Don’t bring a backpack (especially if it’s heavy) as it’ll keep hoping, which is very uncomfortable. If you’re lucky, you’ll have some saddlebags on the sides, allowing you to store your camera from time to time.
Use a lightweight lens. When I started to feel more confident on a horse I rid with my 35mm on the blackrapid strap and found it ok. It’s easier in South America as you ride your horse with one hand (contrary to other countries such as France), which allows you to hold/secure your camera with the other hand. Don’t carry a big lens unless you feel really comfortable on a horse, it could be pretty dangerous if you fall.
Put away your gears when it is getting risky. There were a few situations when I had to store my camera (going downhill, inside a dense forest, etc.) and was really happy to have done so…
From a car
If you happen to go on a 4×4 trip to Atacama or Uyuni, you’ll realize that your driver won’t be able to stop every time you wish. In other words, you’ll have to take pictures from an opened window when the car is moving. I must admit that this is very hard to get a good shot when you’re going through a bad dust road or just no road at all.
Use a minimum focal length of 70mm. Anything wider will capture what’s close to the car, which will inevitably get blurry.
Pick a speed of 1/1000 minimum, use dynamic autofocus, and shoot bursts. If you’re lucky you’ll get a few decent shots (but don’t expect a technically perfect picture).
Make sure that your camera is secured around your neck (or use your blackrapid strap): if the car breaks or if you hit a bump, you may hurt yourself or someone else in the car.
From a plane
Sit at the front if you can to avoid getting the wings in your viewfinder. Also look at seats with full or more accessible windows.
Watch out for backlighting: check the direction of the flight and where the sun is located to avoid backlighting. It can also help you choose on which side of the plane you’ll want to sit. For short flights, ask people at the check-in desk where the best view will be.
Be cautious of window reflection. On small aircrafts, this is less of an issue as you don’t have 2 layers of glass. On large commercial airplanes, use magazines, remove your lens hood and ask your companion to help you get rid of reflections. It’s usually easier to take pictures with a compact camera if you can’t easily move around (or are not allowed to carry a large camera).

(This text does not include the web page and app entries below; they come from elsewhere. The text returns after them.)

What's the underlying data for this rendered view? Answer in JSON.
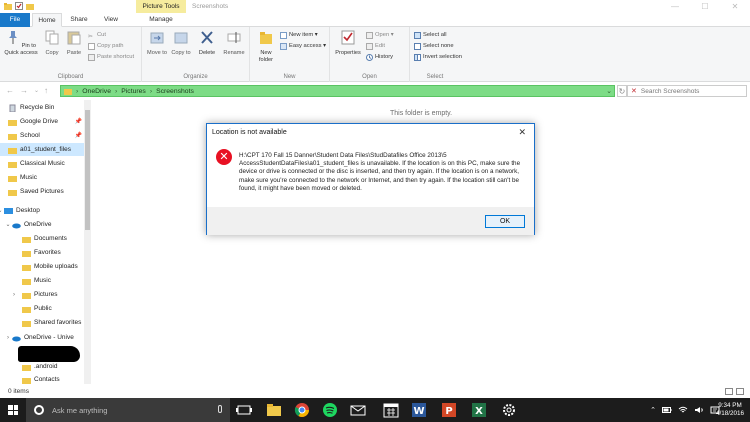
{
  "window": {
    "title": "Screenshots",
    "context_tab_group": "Picture Tools",
    "minimize": "—",
    "maximize": "☐",
    "close": "✕"
  },
  "ribbon_tabs": [
    "File",
    "Home",
    "Share",
    "View",
    "Manage"
  ],
  "ribbon": {
    "clipboard": {
      "label": "Clipboard",
      "pin": "Pin to Quick access",
      "copy": "Copy",
      "paste": "Paste",
      "cut": "Cut",
      "copy_path": "Copy path",
      "paste_shortcut": "Paste shortcut"
    },
    "organize": {
      "label": "Organize",
      "move_to": "Move to",
      "copy_to": "Copy to",
      "delete": "Delete",
      "rename": "Rename"
    },
    "new": {
      "label": "New",
      "new_folder": "New folder",
      "new_item": "New item ▾",
      "easy_access": "Easy access ▾"
    },
    "open": {
      "label": "Open",
      "properties": "Properties",
      "open": "Open ▾",
      "edit": "Edit",
      "history": "History"
    },
    "select": {
      "label": "Select",
      "select_all": "Select all",
      "select_none": "Select none",
      "invert": "Invert selection"
    }
  },
  "address": {
    "crumbs": [
      "OneDrive",
      "Pictures",
      "Screenshots"
    ],
    "search_placeholder": "Search Screenshots"
  },
  "nav": {
    "items": [
      {
        "label": "Recycle Bin"
      },
      {
        "label": "Google Drive"
      },
      {
        "label": "School"
      },
      {
        "label": "a01_student_files"
      },
      {
        "label": "Classical Music"
      },
      {
        "label": "Music"
      },
      {
        "label": "Saved Pictures"
      },
      {
        "label": "Desktop"
      },
      {
        "label": "OneDrive"
      },
      {
        "label": "Documents"
      },
      {
        "label": "Favorites"
      },
      {
        "label": "Mobile uploads"
      },
      {
        "label": "Music"
      },
      {
        "label": "Pictures"
      },
      {
        "label": "Public"
      },
      {
        "label": "Shared favorites"
      },
      {
        "label": "OneDrive - Unive"
      },
      {
        "label": ".android"
      },
      {
        "label": "Contacts"
      }
    ]
  },
  "main": {
    "empty_text": "This folder is empty."
  },
  "status": {
    "items": "0 items"
  },
  "dialog": {
    "title": "Location is not available",
    "message": "H:\\CPT 170 Fall 15 Danner\\Student Data Files\\StudDatafiles Office 2013\\5 AccessStudentDataFiles\\a01_student_files is unavailable. If the location is on this PC, make sure the device or drive is connected or the disc is inserted, and then try again. If the location is on a network, make sure you're connected to the network or Internet, and then try again. If the location still can't be found, it might have been moved or deleted.",
    "ok": "OK",
    "close": "✕"
  },
  "taskbar": {
    "search_placeholder": "Ask me anything",
    "time": "9:34 PM",
    "date": "4/18/2016"
  },
  "colors": {
    "accent": "#1979ca",
    "address_highlight": "#7ddc86",
    "error": "#e81123",
    "taskbar": "#1c1c1c"
  }
}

For Nazca I used my 70-200mm to fill up the frame with the figures. The polariser also helped a bit to get rid of the window reflection. Since the plane is moving, I went with pretty high speed (above 1/1000) and a large aperture, which gave me pretty decent results.